HSBC Holdings announces to run down its $33 billion US credit card business in case it fails to get a buyer. The decision was a part of the bank's efforts to slash costs and cut back on retail banking. As per CEO Stuart Gulliver, the US credit card business is been discarded as the respective business plan fails to fit into the global strategic plan that HSBC is intending to implement.
Although, the US card business was a profitable business but it lacked the link between the customer base and rest of the group, thereby making it hard to cross-sell. Further, the bank despite of having a large amount of capital and liquidity, does not agree to invest more capital in a project that is strategically not important.
Therefore, Gulliver Stuart, who was upbeat in the medium term on the economy in the United States, though is still reviewing the operation of the US credit card, the CEO seem to be determined to run down the business if a suitable buyer was not available. Meanwhile, according to the review conducted till date, Gulliver has decided to look at selling, closing or trimming retail operations in 39 markets where it is sub-scale or unprofitable.
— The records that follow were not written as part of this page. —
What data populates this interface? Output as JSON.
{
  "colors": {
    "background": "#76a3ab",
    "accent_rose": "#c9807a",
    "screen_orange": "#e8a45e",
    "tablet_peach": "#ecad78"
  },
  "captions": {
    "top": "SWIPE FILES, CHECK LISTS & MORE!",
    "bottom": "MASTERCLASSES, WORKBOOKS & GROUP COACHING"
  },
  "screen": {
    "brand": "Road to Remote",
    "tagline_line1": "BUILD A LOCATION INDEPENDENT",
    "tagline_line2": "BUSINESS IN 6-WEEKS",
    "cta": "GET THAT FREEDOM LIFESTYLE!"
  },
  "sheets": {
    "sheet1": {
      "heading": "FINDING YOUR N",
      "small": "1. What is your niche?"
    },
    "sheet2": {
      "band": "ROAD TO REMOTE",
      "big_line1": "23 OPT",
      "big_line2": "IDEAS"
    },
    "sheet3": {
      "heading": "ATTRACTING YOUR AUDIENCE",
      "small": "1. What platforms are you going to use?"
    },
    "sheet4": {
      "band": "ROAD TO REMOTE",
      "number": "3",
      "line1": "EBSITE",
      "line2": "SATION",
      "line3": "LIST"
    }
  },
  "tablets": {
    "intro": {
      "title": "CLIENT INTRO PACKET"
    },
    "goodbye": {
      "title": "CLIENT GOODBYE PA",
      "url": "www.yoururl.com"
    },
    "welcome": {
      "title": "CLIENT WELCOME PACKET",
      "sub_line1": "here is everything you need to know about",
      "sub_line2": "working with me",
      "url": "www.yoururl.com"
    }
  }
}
Further, revealing the global strategic plan of HSBC, the CEO further said the bank intends to reduce its global expenditure by as much as $3.5 billion over the next three years. Therefore, following the same, the bank has thus planned to divert its attention towards the emerging markets such as Indonesia. On this, Gulliver added, "The cost of re-engineering has to come from other parts of the world, and from being smarter."
Despite acknowledging the fact that there won't be many buyers who could but such a large portfolio business, the bank considers Barclays and Capital One to be capable of buying at least a part of the same